Several years ago I took the following picture of a spider outside my house and thought it was decent. But it was not nearly as good as it could have been because my lens would not focus any closer. (Are you seeing a theme here? You don’t need to go far to take wildlife photos!)
There were also problems with the picture from a compositional standpoint: the light is too harsh, the subject is somewhat unclear, and it’s not all that obvious exactly what is happening.
As I learned more about my gear while refining my skills I realized that I simply didn’t have what I needed to take close-up shots of bugs and insects. So I bought a set of close-up filters for about $35 that allowed me and 50mm lens to get much closer to subjects than before.
I also spent time studying light, composition, mood, emotion, and other principles of photography because I knew I had a lot to learn in those areas. The result is a similar image that I took recently which, in my opinion, is far superior to its earlier counterpart.
Use what you have to its potential

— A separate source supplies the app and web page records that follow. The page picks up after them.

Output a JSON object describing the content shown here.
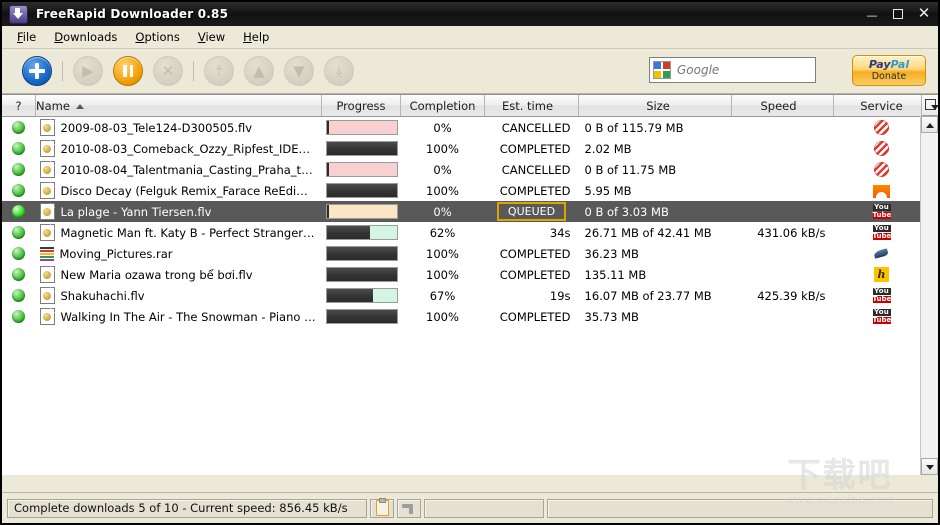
{
  "window": {
    "title": "FreeRapid Downloader 0.85",
    "icon": "download-arrow-icon",
    "minimize": "–",
    "maximize": "▢",
    "close": "✕"
  },
  "menu": {
    "items": [
      {
        "label": "File",
        "mnemonic": "F"
      },
      {
        "label": "Downloads",
        "mnemonic": "D"
      },
      {
        "label": "Options",
        "mnemonic": "O"
      },
      {
        "label": "View",
        "mnemonic": "V"
      },
      {
        "label": "Help",
        "mnemonic": "H"
      }
    ]
  },
  "toolbar": {
    "buttons": [
      {
        "name": "add-new-download",
        "icon": "plus-icon",
        "state": "enabled"
      },
      {
        "name": "resume-download",
        "icon": "play-icon",
        "state": "disabled"
      },
      {
        "name": "pause-download",
        "icon": "pause-icon",
        "state": "enabled"
      },
      {
        "name": "cancel-download",
        "icon": "cross-icon",
        "state": "disabled"
      },
      {
        "name": "move-to-top",
        "icon": "move-top-icon",
        "state": "disabled"
      },
      {
        "name": "move-up",
        "icon": "move-up-icon",
        "state": "disabled"
      },
      {
        "name": "move-down",
        "icon": "move-down-icon",
        "state": "disabled"
      },
      {
        "name": "move-to-bottom",
        "icon": "move-bottom-icon",
        "state": "disabled"
      }
    ],
    "search": {
      "placeholder": "Google",
      "value": "",
      "icon": "google-icon"
    },
    "paypal": {
      "brand_pay": "Pay",
      "brand_pal": "Pal",
      "label": "Donate"
    }
  },
  "table": {
    "columns": [
      {
        "key": "status",
        "label": "?"
      },
      {
        "key": "name",
        "label": "Name",
        "sorted": "asc",
        "sort_arrow": "▲"
      },
      {
        "key": "progress",
        "label": "Progress"
      },
      {
        "key": "completion",
        "label": "Completion"
      },
      {
        "key": "est_time",
        "label": "Est. time"
      },
      {
        "key": "size",
        "label": "Size"
      },
      {
        "key": "speed",
        "label": "Speed"
      },
      {
        "key": "service",
        "label": "Service"
      }
    ],
    "column_chooser_icon": "column-chooser-icon",
    "rows": [
      {
        "status_icon": "green-ball-icon",
        "file_icon": "flv-file-icon",
        "name": "2009-08-03_Tele124-D300505.flv",
        "progress_percent": 0,
        "progress_style": "cancelled",
        "completion": "0%",
        "est_time": "CANCELLED",
        "size": "0 B of 115.79 MB",
        "speed": "",
        "service": "megaupload-icon",
        "selected": false
      },
      {
        "status_icon": "green-ball-icon",
        "file_icon": "flv-file-icon",
        "name": "2010-08-03_Comeback_Ozzy_Ripfest_IDE…",
        "progress_percent": 100,
        "progress_style": "completed",
        "completion": "100%",
        "est_time": "COMPLETED",
        "size": "2.02 MB",
        "speed": "",
        "service": "megaupload-icon",
        "selected": false
      },
      {
        "status_icon": "green-ball-icon",
        "file_icon": "flv-file-icon",
        "name": "2010-08-04_Talentmania_Casting_Praha_tn…",
        "progress_percent": 0,
        "progress_style": "cancelled",
        "completion": "0%",
        "est_time": "CANCELLED",
        "size": "0 B of 11.75 MB",
        "speed": "",
        "service": "megaupload-icon",
        "selected": false
      },
      {
        "status_icon": "green-ball-icon",
        "file_icon": "flv-file-icon",
        "name": "Disco Decay (Felguk Remix_Farace ReEdi…",
        "progress_percent": 100,
        "progress_style": "completed",
        "completion": "100%",
        "est_time": "COMPLETED",
        "size": "5.95 MB",
        "speed": "",
        "service": "soundcloud-icon",
        "selected": false
      },
      {
        "status_icon": "green-ball-icon",
        "file_icon": "flv-file-icon",
        "name": "La plage - Yann Tiersen.flv",
        "progress_percent": 0,
        "progress_style": "queued",
        "completion": "0%",
        "est_time": "QUEUED",
        "est_time_focused": true,
        "size": "0 B of 3.03 MB",
        "speed": "",
        "service": "youtube-icon",
        "selected": true
      },
      {
        "status_icon": "green-ball-icon",
        "file_icon": "flv-file-icon",
        "name": "Magnetic Man ft. Katy B - Perfect Stranger,…",
        "progress_percent": 62,
        "progress_style": "downloading",
        "completion": "62%",
        "est_time": "34s",
        "size": "26.71 MB of 42.41 MB",
        "speed": "431.06 kB/s",
        "service": "youtube-icon",
        "selected": false
      },
      {
        "status_icon": "green-ball-icon",
        "file_icon": "rar-archive-icon",
        "name": "Moving_Pictures.rar",
        "progress_percent": 100,
        "progress_style": "completed",
        "completion": "100%",
        "est_time": "COMPLETED",
        "size": "36.23 MB",
        "speed": "",
        "service": "rapidshare-icon",
        "selected": false
      },
      {
        "status_icon": "green-ball-icon",
        "file_icon": "flv-file-icon",
        "name": "New Maria ozawa trong bể bơi.flv",
        "progress_percent": 100,
        "progress_style": "completed",
        "completion": "100%",
        "est_time": "COMPLETED",
        "size": "135.11 MB",
        "speed": "",
        "service": "hotfile-icon",
        "selected": false
      },
      {
        "status_icon": "green-ball-icon",
        "file_icon": "flv-file-icon",
        "name": "Shakuhachi.flv",
        "progress_percent": 67,
        "progress_style": "downloading",
        "completion": "67%",
        "est_time": "19s",
        "size": "16.07 MB of 23.77 MB",
        "speed": "425.39 kB/s",
        "service": "youtube-icon",
        "selected": false
      },
      {
        "status_icon": "green-ball-icon",
        "file_icon": "flv-file-icon",
        "name": "Walking In The Air - The Snowman - Piano …",
        "progress_percent": 100,
        "progress_style": "completed",
        "completion": "100%",
        "est_time": "COMPLETED",
        "size": "35.73 MB",
        "speed": "",
        "service": "youtube-icon",
        "selected": false
      }
    ]
  },
  "scrollbar": {
    "up_arrow": "▲",
    "down_arrow": "▼"
  },
  "statusbar": {
    "message": "Complete downloads 5 of 10 - Current speed: 856.45 kB/s",
    "clipboard_icon": "clipboard-monitor-icon",
    "tap_icon": "speed-limiter-icon"
  },
  "watermark": {
    "cn": "下载吧",
    "url": "www.xiazaiba.com"
  },
  "colors": {
    "accent_blue": "#1366c8",
    "accent_orange": "#f2a007",
    "cancelled_pink": "#f9d0d0",
    "queued_cream": "#fbe5c4",
    "downloading_mint": "#d4f5e2",
    "progress_fill": "#343434",
    "selection_gray": "#595959",
    "focus_gold": "#e0a300"
  }
}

The lesson here is that you don’t necessarily need to buy new equipment to get the kinds of shots you want. But you do need to know how to use what you’ve got and what you know.
Are you shooting with the kit lens that came with your camera? That’s fine! Those lenses are great for wide-angle shots and short telephoto images, and you can get fantastic shots especially if you have plenty of light.
Your camera might even have features you don’t know about, like fast autofocus or good high ISO capabilities that would make it well suited for sports or nighttime photography. The more you learn about what you have, the more photographic possibilities you will see open up right in front of your eyes.
Manage your expectations
No matter what type of photography you want to pursue it is essential that you have your expectations in line with the reality of what you are attempting to do.
If you want to take amazing poster-worthy images of basketball players going for a slam dunk, by all means, go for it! Are you looking to capture some brilliant wedding photos and fun memories from the reception afterward? Or maybe you want to do like I did and get into photographing animals and wildlife.
Whatever type of photography you want to pursue, know that you won’t get from here to there overnight. Getting the pictures you want takes years of practice, education, and an intimate knowledge of what your photography gear can and can’t do.
Pursuing those photos is certainly a lofty and admirable goal and one that is obtainable given enough time and effort. But when you start out your photos will almost certainly not look like what you might be picturing in your mind.
Even if you can clearly define what you mean by portrait, sports, wedding, wildlife, landscape, real estate, or family photography and you have a solid understanding of your camera gear and your own abilities, your initial pictures will probably fall short of your expectations.
That’s perfectly fine, and it’s all part of the process of growing as a photographer. As long as you don’t let your initial shots get you down. Go into it with an understanding that you have time and room to grow. In the meantime, don’t let anyone tell you your pictures aren’t good enough, you don’t have the right gear, or you aren’t as skilled as you need to be.
What are some of your photography goals, and what are you doing to make those goals happen? Is there a type or style of photography you have always wanted to try but never thought you could do? Leave your thoughts in the comments below–I’d love to hear from the DPS community on this and hopefully help others find some encouragement and inspiration on their photographic journey.